──────── Input data ────────

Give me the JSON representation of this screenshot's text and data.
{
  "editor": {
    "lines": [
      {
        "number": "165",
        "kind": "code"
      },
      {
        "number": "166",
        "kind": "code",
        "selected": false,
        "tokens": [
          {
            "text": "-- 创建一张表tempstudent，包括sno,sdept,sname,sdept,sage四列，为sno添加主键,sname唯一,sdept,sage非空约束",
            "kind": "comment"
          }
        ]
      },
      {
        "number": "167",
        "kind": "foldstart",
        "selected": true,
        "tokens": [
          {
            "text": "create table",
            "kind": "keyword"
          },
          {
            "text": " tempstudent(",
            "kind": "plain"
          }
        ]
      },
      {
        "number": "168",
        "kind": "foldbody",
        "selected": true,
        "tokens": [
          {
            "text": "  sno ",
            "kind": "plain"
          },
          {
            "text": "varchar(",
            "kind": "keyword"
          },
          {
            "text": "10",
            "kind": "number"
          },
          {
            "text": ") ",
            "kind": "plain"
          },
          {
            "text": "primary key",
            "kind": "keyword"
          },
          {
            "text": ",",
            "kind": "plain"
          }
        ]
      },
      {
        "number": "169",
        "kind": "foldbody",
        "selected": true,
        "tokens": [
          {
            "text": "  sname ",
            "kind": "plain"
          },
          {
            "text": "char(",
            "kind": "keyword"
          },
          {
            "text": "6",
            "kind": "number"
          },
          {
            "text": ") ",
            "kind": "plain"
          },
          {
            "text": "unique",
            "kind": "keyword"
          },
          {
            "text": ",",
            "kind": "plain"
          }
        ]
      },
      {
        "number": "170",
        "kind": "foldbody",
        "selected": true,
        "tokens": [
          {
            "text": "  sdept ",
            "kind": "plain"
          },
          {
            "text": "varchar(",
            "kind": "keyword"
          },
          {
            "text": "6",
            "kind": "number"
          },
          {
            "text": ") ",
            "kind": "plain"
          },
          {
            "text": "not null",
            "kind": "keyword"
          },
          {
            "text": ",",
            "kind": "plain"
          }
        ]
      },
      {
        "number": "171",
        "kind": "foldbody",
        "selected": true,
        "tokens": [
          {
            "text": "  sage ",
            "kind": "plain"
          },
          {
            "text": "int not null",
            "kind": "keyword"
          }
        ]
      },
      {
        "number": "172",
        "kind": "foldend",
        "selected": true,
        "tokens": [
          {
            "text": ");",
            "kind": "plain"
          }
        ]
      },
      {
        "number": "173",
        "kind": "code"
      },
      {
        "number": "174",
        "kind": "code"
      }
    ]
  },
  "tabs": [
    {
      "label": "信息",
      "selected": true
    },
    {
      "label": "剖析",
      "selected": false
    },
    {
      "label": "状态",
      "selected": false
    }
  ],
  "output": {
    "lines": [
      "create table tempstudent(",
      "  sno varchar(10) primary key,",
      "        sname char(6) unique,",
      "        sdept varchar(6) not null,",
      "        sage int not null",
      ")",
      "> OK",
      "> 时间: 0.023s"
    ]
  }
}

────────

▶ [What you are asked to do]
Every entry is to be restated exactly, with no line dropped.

▶ [Result for this task]
Give me the JSON representation of this screenshot's text and data.
{
  "editor": {
    "lines": [
      {
        "number": "165",
        "kind": "code"
      },
      {
        "number": "166",
        "kind": "code",
        "selected": false,
        "tokens": [
          {
            "text": "-- 创建一张表tempstudent，包括sno,sdept,sname,sdept,sage四列，为sno添加主键,sname唯一,sdept,sage非空约束",
            "kind": "comment"
          }
        ]
      },
      {
        "number": "167",
        "kind": "foldstart",
        "selected": true,
        "tokens": [
          {
            "text": "create table",
            "kind": "keyword"
          },
          {
            "text": " tempstudent(",
            "kind": "plain"
          }
        ]
      },
      {
        "number": "168",
        "kind": "foldbody",
        "selected": true,
        "tokens": [
          {
            "text": "  sno ",
            "kind": "plain"
          },
          {
            "text": "varchar(",
            "kind": "keyword"
          },
          {
            "text": "10",
            "kind": "number"
          },
          {
            "text": ") ",
            "kind": "plain"
          },
          {
            "text": "primary key",
            "kind": "keyword"
          },
          {
            "text": ",",
            "kind": "plain"
          }
        ]
      },
      {
        "number": "169",
        "kind": "foldbody",
        "selected": true,
        "tokens": [
          {
            "text": "  sname ",
            "kind": "plain"
          },
          {
            "text": "char(",
            "kind": "keyword"
          },
          {
            "text": "6",
            "kind": "number"
          },
          {
            "text": ") ",
            "kind": "plain"
          },
          {
            "text": "unique",
            "kind": "keyword"
          },
          {
            "text": ",",
            "kind": "plain"
          }
        ]
      },
      {
        "number": "170",
        "kind": "foldbody",
        "selected": true,
        "tokens": [
          {
            "text": "  sdept ",
            "kind": "plain"
          },
          {
            "text": "varchar(",
            "kind": "keyword"
          },
          {
            "text": "6",
            "kind": "number"
          },
          {
            "text": ") ",
            "kind": "plain"
          },
          {
            "text": "not null",
            "kind": "keyword"
          },
          {
            "text": ",",
            "kind": "plain"
          }
        ]
      },
      {
        "number": "171",
        "kind": "foldbody",
        "selected": true,
        "tokens": [
          {
            "text": "  sage ",
            "kind": "plain"
          },
          {
            "text": "int not null",
            "kind": "keyword"
          }
        ]
      },
      {
        "number": "172",
        "kind": "foldend",
        "selected": true,
        "tokens": [
          {
            "text": ");",
            "kind": "plain"
          }
        ]
      },
      {
        "number": "173",
        "kind": "code"
      },
      {
        "number": "174",
        "kind": "code"
      }
    ]
  },
  "tabs": [
    {
      "label": "信息",
      "selected": true
    },
    {
      "label": "剖析",
      "selected": false
    },
    {
      "label": "状态",
      "selected": false
    }
  ],
  "output": {
    "lines": [
      "create table tempstudent(",
      "  sno varchar(10) primary key,",
      "        sname char(6) unique,",
      "        sdept varchar(6) not null,",
      "        sage int not null",
      ")",
      "> OK",
      "> 时间: 0.023s"
    ]
  }
}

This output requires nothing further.